Algebra II: Basics of Logarithms and Exponents - dummies

Algebra II: Basics of Logarithms and Exponents

By Mary Jane Sterling

Before handheld calculators, students used tables of logarithms (or logs) to do calculations in physics and other science classes. Those tables of logarithms allowed you to do multiplication or division problems such as 456,000,000,000 × 892,658,000,000 or 0.00000045873 ÷ 0.0000135 by simply adding or subtracting numbers from the table. What were those numbers? They were the exponents you put on a 10 to get that particular number.

Why exponents? Because when you multiply numbers with the same base, you add exponents, and when you divide numbers with the same base, you subtract exponents. Here’s a quick example:

Multiply 125 × 8.

Yes, you can do that quickly by hand and get 125 × 8 = 1,000. Using a table of logarithms, you’d find that 125 = 102.09691 and 8 = 100.90309. Add the two exponents together, and you have 2.09691 + 0.90309 = 3. And what power of 10 has an exponent of 3? Why 1,000, of course. Not all problems come out so conveniently, but this example still shows why logarithms work so well to do multiplication and division of very large and very small numbers.

The laws of logarithms are usually used to help you solve logarithmic equations. Why solve logarithmic equations? Because so many of the sciences use formulas and involve computations that require working with logarithmic and exponential expressions.

Exponential functions and logarithmic functions are closely related. The inverse of an exponential function is a logarithmic function, and vice versa. Depending on what you’re doing/computing, one form or the other works best. Being able to quickly change the equation e–0.3x = 4 to –0.3x = ln(4) allows you to solve for the variable x with relative ease. The “ln” in the equation is, of course, a logarithm in base e.
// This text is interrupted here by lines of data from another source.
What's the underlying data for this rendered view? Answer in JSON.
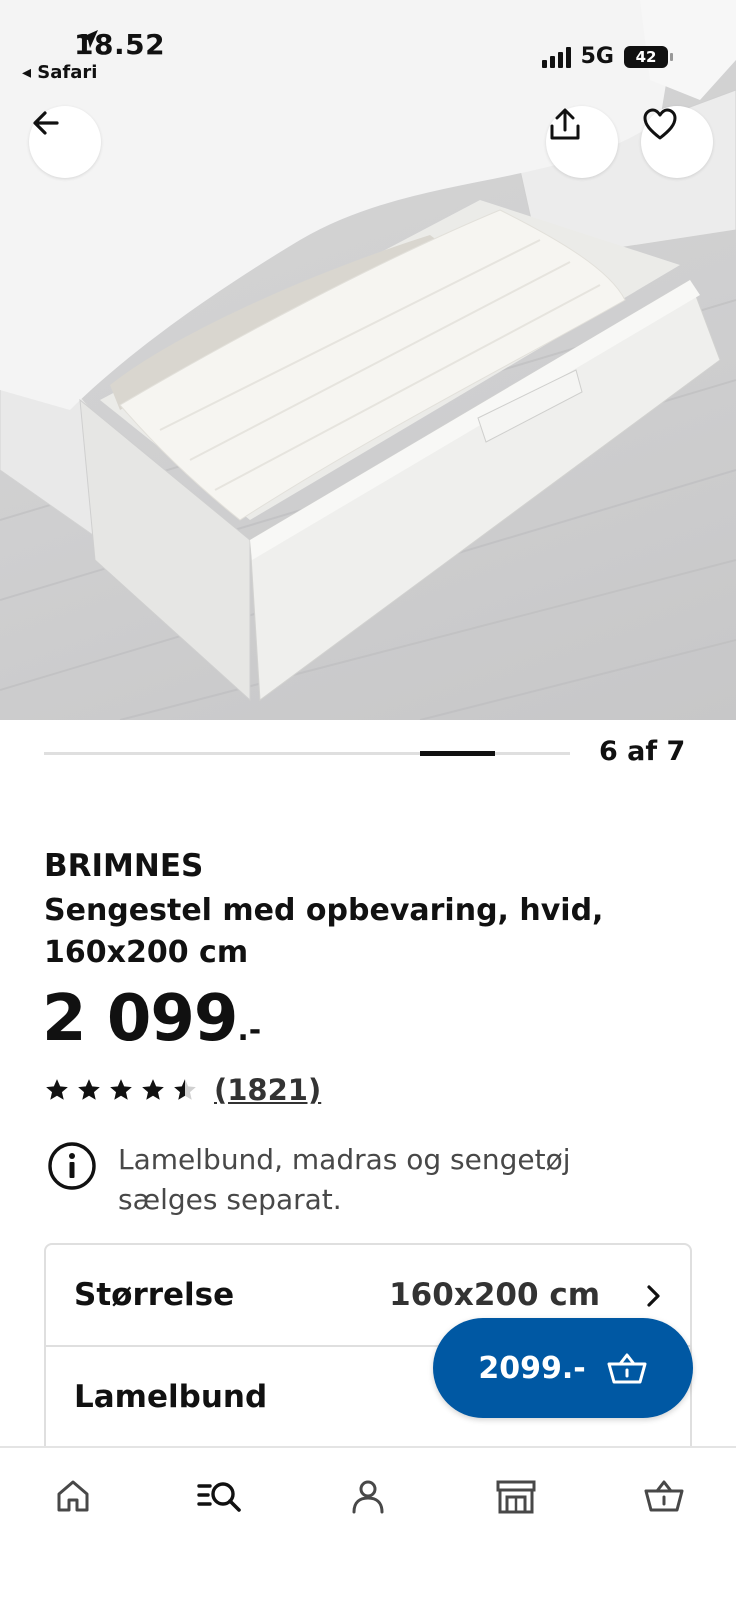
{
  "status_bar": {
    "time": "18.52",
    "back_app": "◂ Safari",
    "network": "5G",
    "battery": "42"
  },
  "hero": {
    "icons": [
      "arrow-left-icon",
      "share-icon",
      "heart-icon"
    ]
  },
  "carousel": {
    "counter": "6 af 7",
    "current": 6,
    "total": 7
  },
  "product": {
    "brand": "BRIMNES",
    "description": "Sengestel med opbevaring, hvid, 160x200 cm",
    "price": "2 099",
    "price_suffix": ".-",
    "rating": 4.5,
    "reviews": "(1821)",
    "notice": "Lamelbund, madras og sengetøj sælges separat."
  },
  "options": {
    "size_label": "Størrelse",
    "size_value": "160x200 cm",
    "slats_label": "Lamelbund"
  },
  "cart_button": {
    "price": "2099.-",
    "color": "#0058a3"
  },
  "bottom_nav": {
    "items": [
      "home-icon",
      "search-icon",
      "profile-icon",
      "store-icon",
      "basket-icon"
    ]
  }
}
Here are the basic relationships and rules involving logarithms and exponents:

  • Base 10: log10(x) = log(x)

    These are the common logarithms. When you don’t see a subscript 10 after the “log,” you assume the base is 10.

    On scientific calculators, the “log” button is used for these common logarithms.
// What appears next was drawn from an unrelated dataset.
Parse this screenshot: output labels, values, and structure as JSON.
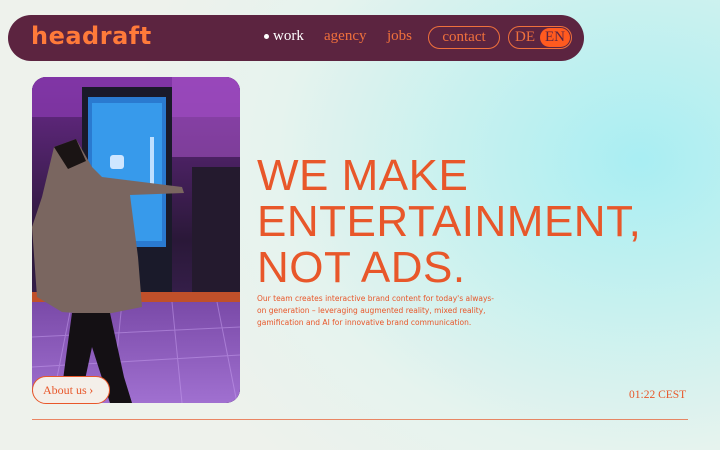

  • Base e: loge(x) = ln(x)

    These are the natural logarithms. When you see “ln,” you assume the base is e. The value of e is approximately 2.71828.
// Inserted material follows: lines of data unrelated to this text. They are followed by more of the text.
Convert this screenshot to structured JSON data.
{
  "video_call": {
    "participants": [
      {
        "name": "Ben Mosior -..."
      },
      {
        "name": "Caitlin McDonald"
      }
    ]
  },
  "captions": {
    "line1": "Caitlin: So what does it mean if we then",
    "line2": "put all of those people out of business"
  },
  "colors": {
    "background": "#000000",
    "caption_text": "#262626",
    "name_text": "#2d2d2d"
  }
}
    On scientific calculators, the “ln” button is used for these natural logarithms.



  • Laws of logarithms: All the following laws are given in terms of “log” but apply to natural logs, too: